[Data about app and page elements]
━━━
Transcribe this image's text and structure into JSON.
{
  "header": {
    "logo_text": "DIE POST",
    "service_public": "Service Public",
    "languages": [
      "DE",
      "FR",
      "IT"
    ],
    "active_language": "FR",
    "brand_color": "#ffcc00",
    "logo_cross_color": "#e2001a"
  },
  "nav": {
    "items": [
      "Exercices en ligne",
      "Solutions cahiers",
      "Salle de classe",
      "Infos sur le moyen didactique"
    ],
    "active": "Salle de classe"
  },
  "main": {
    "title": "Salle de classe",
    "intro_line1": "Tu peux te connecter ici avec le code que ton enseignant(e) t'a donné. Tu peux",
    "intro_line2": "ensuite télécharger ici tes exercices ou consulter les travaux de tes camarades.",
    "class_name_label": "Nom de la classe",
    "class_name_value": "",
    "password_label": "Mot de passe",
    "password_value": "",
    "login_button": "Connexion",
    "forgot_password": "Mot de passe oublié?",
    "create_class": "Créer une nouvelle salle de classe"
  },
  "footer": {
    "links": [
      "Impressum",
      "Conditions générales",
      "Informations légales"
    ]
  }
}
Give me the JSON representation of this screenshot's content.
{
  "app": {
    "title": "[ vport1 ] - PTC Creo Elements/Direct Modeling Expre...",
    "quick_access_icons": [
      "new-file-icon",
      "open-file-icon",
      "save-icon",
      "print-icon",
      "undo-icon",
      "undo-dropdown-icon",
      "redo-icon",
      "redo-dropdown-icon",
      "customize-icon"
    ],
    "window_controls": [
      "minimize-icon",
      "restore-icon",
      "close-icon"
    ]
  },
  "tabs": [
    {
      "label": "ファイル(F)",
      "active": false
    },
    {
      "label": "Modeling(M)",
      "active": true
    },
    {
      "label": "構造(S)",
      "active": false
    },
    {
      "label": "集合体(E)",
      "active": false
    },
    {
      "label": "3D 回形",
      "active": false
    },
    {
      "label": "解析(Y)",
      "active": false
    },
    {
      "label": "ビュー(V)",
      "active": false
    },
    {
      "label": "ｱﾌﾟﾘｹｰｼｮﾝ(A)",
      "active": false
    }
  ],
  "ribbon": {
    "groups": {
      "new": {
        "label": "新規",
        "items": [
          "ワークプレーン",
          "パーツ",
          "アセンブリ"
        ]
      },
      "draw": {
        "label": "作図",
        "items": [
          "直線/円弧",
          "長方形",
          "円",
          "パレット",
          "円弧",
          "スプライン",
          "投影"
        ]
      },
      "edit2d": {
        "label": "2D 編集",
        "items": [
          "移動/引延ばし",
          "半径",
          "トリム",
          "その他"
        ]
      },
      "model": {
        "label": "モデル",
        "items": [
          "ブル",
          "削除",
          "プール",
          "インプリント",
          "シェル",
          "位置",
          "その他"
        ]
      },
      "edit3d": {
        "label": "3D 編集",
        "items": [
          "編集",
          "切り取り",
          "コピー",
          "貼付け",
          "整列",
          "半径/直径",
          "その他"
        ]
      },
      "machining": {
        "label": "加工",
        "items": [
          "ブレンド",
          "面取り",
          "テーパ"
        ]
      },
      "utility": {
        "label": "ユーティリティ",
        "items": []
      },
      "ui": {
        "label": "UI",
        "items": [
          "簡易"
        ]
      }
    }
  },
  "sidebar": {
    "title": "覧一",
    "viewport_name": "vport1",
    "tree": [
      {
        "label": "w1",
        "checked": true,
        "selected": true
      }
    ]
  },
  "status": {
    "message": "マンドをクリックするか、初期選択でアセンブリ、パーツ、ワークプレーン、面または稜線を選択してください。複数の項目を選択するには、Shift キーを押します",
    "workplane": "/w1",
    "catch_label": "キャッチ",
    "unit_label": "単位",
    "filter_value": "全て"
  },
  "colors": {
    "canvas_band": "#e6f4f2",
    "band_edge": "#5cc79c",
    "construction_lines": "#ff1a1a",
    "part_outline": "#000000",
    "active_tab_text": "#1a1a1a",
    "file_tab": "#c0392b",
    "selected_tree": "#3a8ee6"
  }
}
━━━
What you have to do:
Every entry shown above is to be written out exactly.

Task solution:
Transcribe this image's text and structure into JSON.
{
  "header": {
    "logo_text": "DIE POST",
    "service_public": "Service Public",
    "languages": [
      "DE",
      "FR",
      "IT"
    ],
    "active_language": "FR",
    "brand_color": "#ffcc00",
    "logo_cross_color": "#e2001a"
  },
  "nav": {
    "items": [
      "Exercices en ligne",
      "Solutions cahiers",
      "Salle de classe",
      "Infos sur le moyen didactique"
    ],
    "active": "Salle de classe"
  },
  "main": {
    "title": "Salle de classe",
    "intro_line1": "Tu peux te connecter ici avec le code que ton enseignant(e) t'a donné. Tu peux",
    "intro_line2": "ensuite télécharger ici tes exercices ou consulter les travaux de tes camarades.",
    "class_name_label": "Nom de la classe",
    "class_name_value": "",
    "password_label": "Mot de passe",
    "password_value": "",
    "login_button": "Connexion",
    "forgot_password": "Mot de passe oublié?",
    "create_class": "Créer une nouvelle salle de classe"
  },
  "footer": {
    "links": [
      "Impressum",
      "Conditions générales",
      "Informations légales"
    ]
  }
}
Give me the JSON representation of this screenshot's content.
{
  "app": {
    "title": "[ vport1 ] - PTC Creo Elements/Direct Modeling Expre...",
    "quick_access_icons": [
      "new-file-icon",
      "open-file-icon",
      "save-icon",
      "print-icon",
      "undo-icon",
      "undo-dropdown-icon",
      "redo-icon",
      "redo-dropdown-icon",
      "customize-icon"
    ],
    "window_controls": [
      "minimize-icon",
      "restore-icon",
      "close-icon"
    ]
  },
  "tabs": [
    {
      "label": "ファイル(F)",
      "active": false
    },
    {
      "label": "Modeling(M)",
      "active": true
    },
    {
      "label": "構造(S)",
      "active": false
    },
    {
      "label": "集合体(E)",
      "active": false
    },
    {
      "label": "3D 回形",
      "active": false
    },
    {
      "label": "解析(Y)",
      "active": false
    },
    {
      "label": "ビュー(V)",
      "active": false
    },
    {
      "label": "ｱﾌﾟﾘｹｰｼｮﾝ(A)",
      "active": false
    }
  ],
  "ribbon": {
    "groups": {
      "new": {
        "label": "新規",
        "items": [
          "ワークプレーン",
          "パーツ",
          "アセンブリ"
        ]
      },
      "draw": {
        "label": "作図",
        "items": [
          "直線/円弧",
          "長方形",
          "円",
          "パレット",
          "円弧",
          "スプライン",
          "投影"
        ]
      },
      "edit2d": {
        "label": "2D 編集",
        "items": [
          "移動/引延ばし",
          "半径",
          "トリム",
          "その他"
        ]
      },
      "model": {
        "label": "モデル",
        "items": [
          "ブル",
          "削除",
          "プール",
          "インプリント",
          "シェル",
          "位置",
          "その他"
        ]
      },
      "edit3d": {
        "label": "3D 編集",
        "items": [
          "編集",
          "切り取り",
          "コピー",
          "貼付け",
          "整列",
          "半径/直径",
          "その他"
        ]
      },
      "machining": {
        "label": "加工",
        "items": [
          "ブレンド",
          "面取り",
          "テーパ"
        ]
      },
      "utility": {
        "label": "ユーティリティ",
        "items": []
      },
      "ui": {
        "label": "UI",
        "items": [
          "簡易"
        ]
      }
    }
  },
  "sidebar": {
    "title": "覧一",
    "viewport_name": "vport1",
    "tree": [
      {
        "label": "w1",
        "checked": true,
        "selected": true
      }
    ]
  },
  "status": {
    "message": "マンドをクリックするか、初期選択でアセンブリ、パーツ、ワークプレーン、面または稜線を選択してください。複数の項目を選択するには、Shift キーを押します",
    "workplane": "/w1",
    "catch_label": "キャッチ",
    "unit_label": "単位",
    "filter_value": "全て"
  },
  "colors": {
    "canvas_band": "#e6f4f2",
    "band_edge": "#5cc79c",
    "construction_lines": "#ff1a1a",
    "part_outline": "#000000",
    "active_tab_text": "#1a1a1a",
    "file_tab": "#c0392b",
    "selected_tree": "#3a8ee6"
  }
}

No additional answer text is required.